From the first line to the last, please write out the data exactly.

Saved entries
────────

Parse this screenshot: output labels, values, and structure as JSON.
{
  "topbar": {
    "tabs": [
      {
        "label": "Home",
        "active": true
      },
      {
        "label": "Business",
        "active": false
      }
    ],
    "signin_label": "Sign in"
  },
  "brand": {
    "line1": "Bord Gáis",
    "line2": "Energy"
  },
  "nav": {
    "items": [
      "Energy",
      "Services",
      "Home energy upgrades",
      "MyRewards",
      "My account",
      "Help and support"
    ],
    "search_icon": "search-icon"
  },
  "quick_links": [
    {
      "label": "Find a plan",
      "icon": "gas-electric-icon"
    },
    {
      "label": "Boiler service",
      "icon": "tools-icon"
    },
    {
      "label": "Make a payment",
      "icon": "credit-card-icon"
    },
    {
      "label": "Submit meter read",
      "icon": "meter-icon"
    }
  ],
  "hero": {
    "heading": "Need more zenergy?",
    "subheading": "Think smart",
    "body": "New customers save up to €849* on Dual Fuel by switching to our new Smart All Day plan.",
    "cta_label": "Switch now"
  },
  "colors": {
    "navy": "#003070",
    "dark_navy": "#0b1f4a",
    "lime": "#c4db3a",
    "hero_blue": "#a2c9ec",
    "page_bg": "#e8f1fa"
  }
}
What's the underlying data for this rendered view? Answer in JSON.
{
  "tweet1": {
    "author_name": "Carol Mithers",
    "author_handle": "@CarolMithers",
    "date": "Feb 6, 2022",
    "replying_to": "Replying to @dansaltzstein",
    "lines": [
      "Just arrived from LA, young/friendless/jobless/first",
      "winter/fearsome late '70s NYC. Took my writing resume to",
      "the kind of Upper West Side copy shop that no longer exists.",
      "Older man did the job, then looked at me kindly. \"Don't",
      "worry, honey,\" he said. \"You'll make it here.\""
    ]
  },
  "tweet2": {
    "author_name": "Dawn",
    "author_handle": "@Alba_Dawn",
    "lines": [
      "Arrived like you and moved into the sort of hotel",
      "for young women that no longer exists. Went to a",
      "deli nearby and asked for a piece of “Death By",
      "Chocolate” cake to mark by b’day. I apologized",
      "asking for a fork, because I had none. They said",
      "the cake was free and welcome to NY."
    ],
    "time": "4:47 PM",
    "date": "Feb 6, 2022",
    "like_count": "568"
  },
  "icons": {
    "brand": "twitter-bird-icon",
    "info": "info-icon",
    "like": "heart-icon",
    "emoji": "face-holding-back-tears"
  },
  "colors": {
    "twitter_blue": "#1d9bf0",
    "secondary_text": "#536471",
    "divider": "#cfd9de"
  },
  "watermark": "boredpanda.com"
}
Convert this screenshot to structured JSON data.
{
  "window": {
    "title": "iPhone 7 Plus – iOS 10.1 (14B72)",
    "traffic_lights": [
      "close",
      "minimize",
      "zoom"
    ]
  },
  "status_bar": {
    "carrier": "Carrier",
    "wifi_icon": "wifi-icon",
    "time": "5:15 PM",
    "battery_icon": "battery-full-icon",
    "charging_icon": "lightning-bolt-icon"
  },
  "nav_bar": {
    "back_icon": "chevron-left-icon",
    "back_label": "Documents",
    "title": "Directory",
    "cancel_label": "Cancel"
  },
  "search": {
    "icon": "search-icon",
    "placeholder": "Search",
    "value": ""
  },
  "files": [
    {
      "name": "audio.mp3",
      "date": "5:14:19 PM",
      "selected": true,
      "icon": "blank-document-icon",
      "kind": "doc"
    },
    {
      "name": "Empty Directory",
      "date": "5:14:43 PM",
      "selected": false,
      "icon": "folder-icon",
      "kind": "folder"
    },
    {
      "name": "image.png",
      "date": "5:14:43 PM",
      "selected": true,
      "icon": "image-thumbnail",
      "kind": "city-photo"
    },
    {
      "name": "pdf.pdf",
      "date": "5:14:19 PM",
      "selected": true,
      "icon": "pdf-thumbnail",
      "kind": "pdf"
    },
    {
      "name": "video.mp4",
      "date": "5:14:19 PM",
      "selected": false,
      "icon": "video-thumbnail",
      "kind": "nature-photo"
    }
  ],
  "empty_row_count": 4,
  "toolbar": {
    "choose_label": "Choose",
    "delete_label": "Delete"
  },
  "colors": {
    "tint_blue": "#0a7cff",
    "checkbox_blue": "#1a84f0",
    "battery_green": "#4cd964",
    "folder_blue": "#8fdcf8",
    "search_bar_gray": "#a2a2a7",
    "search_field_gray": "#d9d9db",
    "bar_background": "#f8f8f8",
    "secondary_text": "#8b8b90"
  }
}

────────

Answer for the task
Parse this screenshot: output labels, values, and structure as JSON.
{
  "topbar": {
    "tabs": [
      {
        "label": "Home",
        "active": true
      },
      {
        "label": "Business",
        "active": false
      }
    ],
    "signin_label": "Sign in"
  },
  "brand": {
    "line1": "Bord Gáis",
    "line2": "Energy"
  },
  "nav": {
    "items": [
      "Energy",
      "Services",
      "Home energy upgrades",
      "MyRewards",
      "My account",
      "Help and support"
    ],
    "search_icon": "search-icon"
  },
  "quick_links": [
    {
      "label": "Find a plan",
      "icon": "gas-electric-icon"
    },
    {
      "label": "Boiler service",
      "icon": "tools-icon"
    },
    {
      "label": "Make a payment",
      "icon": "credit-card-icon"
    },
    {
      "label": "Submit meter read",
      "icon": "meter-icon"
    }
  ],
  "hero": {
    "heading": "Need more zenergy?",
    "subheading": "Think smart",
    "body": "New customers save up to €849* on Dual Fuel by switching to our new Smart All Day plan.",
    "cta_label": "Switch now"
  },
  "colors": {
    "navy": "#003070",
    "dark_navy": "#0b1f4a",
    "lime": "#c4db3a",
    "hero_blue": "#a2c9ec",
    "page_bg": "#e8f1fa"
  }
}
What's the underlying data for this rendered view? Answer in JSON.
{
  "tweet1": {
    "author_name": "Carol Mithers",
    "author_handle": "@CarolMithers",
    "date": "Feb 6, 2022",
    "replying_to": "Replying to @dansaltzstein",
    "lines": [
      "Just arrived from LA, young/friendless/jobless/first",
      "winter/fearsome late '70s NYC. Took my writing resume to",
      "the kind of Upper West Side copy shop that no longer exists.",
      "Older man did the job, then looked at me kindly. \"Don't",
      "worry, honey,\" he said. \"You'll make it here.\""
    ]
  },
  "tweet2": {
    "author_name": "Dawn",
    "author_handle": "@Alba_Dawn",
    "lines": [
      "Arrived like you and moved into the sort of hotel",
      "for young women that no longer exists. Went to a",
      "deli nearby and asked for a piece of “Death By",
      "Chocolate” cake to mark by b’day. I apologized",
      "asking for a fork, because I had none. They said",
      "the cake was free and welcome to NY."
    ],
    "time": "4:47 PM",
    "date": "Feb 6, 2022",
    "like_count": "568"
  },
  "icons": {
    "brand": "twitter-bird-icon",
    "info": "info-icon",
    "like": "heart-icon",
    "emoji": "face-holding-back-tears"
  },
  "colors": {
    "twitter_blue": "#1d9bf0",
    "secondary_text": "#536471",
    "divider": "#cfd9de"
  },
  "watermark": "boredpanda.com"
}
Convert this screenshot to structured JSON data.
{
  "window": {
    "title": "iPhone 7 Plus – iOS 10.1 (14B72)",
    "traffic_lights": [
      "close",
      "minimize",
      "zoom"
    ]
  },
  "status_bar": {
    "carrier": "Carrier",
    "wifi_icon": "wifi-icon",
    "time": "5:15 PM",
    "battery_icon": "battery-full-icon",
    "charging_icon": "lightning-bolt-icon"
  },
  "nav_bar": {
    "back_icon": "chevron-left-icon",
    "back_label": "Documents",
    "title": "Directory",
    "cancel_label": "Cancel"
  },
  "search": {
    "icon": "search-icon",
    "placeholder": "Search",
    "value": ""
  },
  "files": [
    {
      "name": "audio.mp3",
      "date": "5:14:19 PM",
      "selected": true,
      "icon": "blank-document-icon",
      "kind": "doc"
    },
    {
      "name": "Empty Directory",
      "date": "5:14:43 PM",
      "selected": false,
      "icon": "folder-icon",
      "kind": "folder"
    },
    {
      "name": "image.png",
      "date": "5:14:43 PM",
      "selected": true,
      "icon": "image-thumbnail",
      "kind": "city-photo"
    },
    {
      "name": "pdf.pdf",
      "date": "5:14:19 PM",
      "selected": true,
      "icon": "pdf-thumbnail",
      "kind": "pdf"
    },
    {
      "name": "video.mp4",
      "date": "5:14:19 PM",
      "selected": false,
      "icon": "video-thumbnail",
      "kind": "nature-photo"
    }
  ],
  "empty_row_count": 4,
  "toolbar": {
    "choose_label": "Choose",
    "delete_label": "Delete"
  },
  "colors": {
    "tint_blue": "#0a7cff",
    "checkbox_blue": "#1a84f0",
    "battery_green": "#4cd964",
    "folder_blue": "#8fdcf8",
    "search_bar_gray": "#a2a2a7",
    "search_field_gray": "#d9d9db",
    "bar_background": "#f8f8f8",
    "secondary_text": "#8b8b90"
  }
}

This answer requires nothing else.